Wednesday, March 23, 2011

Persuasion: The Wrong Approach by Many Leaders

Jay Conger has done some excellent work on the topic of persuasion. He argues that many leaders think of persuasion incorrectly. He says they define persuasion as consisting of three basic steps:

1. State your position firmly
2. Assert your supporting data and arguments
3. Close the deal

Most people put on the hard sell, backed by passion, persistence, and data. However, Conger argues that such an approach may not be appropriate in all circumstances. He explains that leaders sometimes need to approach persuasion as a learning and negotiation process. They must start by establishing their own credibility. Then, they must determine and explain the benefits for the other party of whatever course of action has been proposed. They must provide evidence to support that assertion of mutual benefits, but they also must connect emotionally with the people they are trying to persuade. This alternative approach focuses on trying to understand the other side's point of view, to step into their shoes, so as to learn how and why they are willing or unwilling to support your position. Persuasion occurs through giving them a sense of ownership in the solution that has been developed.

1 comment:

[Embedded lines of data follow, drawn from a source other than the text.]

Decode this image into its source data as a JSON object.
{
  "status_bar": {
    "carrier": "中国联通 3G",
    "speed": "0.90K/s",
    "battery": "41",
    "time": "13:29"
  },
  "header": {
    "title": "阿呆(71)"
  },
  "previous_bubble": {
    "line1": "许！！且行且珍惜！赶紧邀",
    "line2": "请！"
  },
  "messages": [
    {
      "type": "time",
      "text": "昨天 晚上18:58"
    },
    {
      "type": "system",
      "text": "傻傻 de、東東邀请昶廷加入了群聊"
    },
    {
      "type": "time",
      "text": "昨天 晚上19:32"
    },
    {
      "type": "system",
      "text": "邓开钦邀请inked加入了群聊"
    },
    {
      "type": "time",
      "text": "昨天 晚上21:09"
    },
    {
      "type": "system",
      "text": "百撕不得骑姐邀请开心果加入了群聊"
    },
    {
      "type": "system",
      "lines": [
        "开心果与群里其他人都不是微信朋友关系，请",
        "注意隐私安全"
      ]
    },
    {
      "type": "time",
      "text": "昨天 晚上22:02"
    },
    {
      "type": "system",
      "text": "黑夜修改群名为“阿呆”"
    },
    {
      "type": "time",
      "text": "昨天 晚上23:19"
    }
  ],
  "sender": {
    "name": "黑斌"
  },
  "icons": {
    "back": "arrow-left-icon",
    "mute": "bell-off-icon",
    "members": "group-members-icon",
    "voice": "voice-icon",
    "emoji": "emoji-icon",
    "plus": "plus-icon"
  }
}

Dr William J McKibbin said...

The art of persuasion often depends on the application. For example, negotitation is vital in buying and selling, of course. However, negotiation does not add much value in pure engineering where compromises can result in an inferior structural creation and the like. You make a good point, but great care is required in discerning those situations where negotiation can add value. Thank you for the opportunity to comment.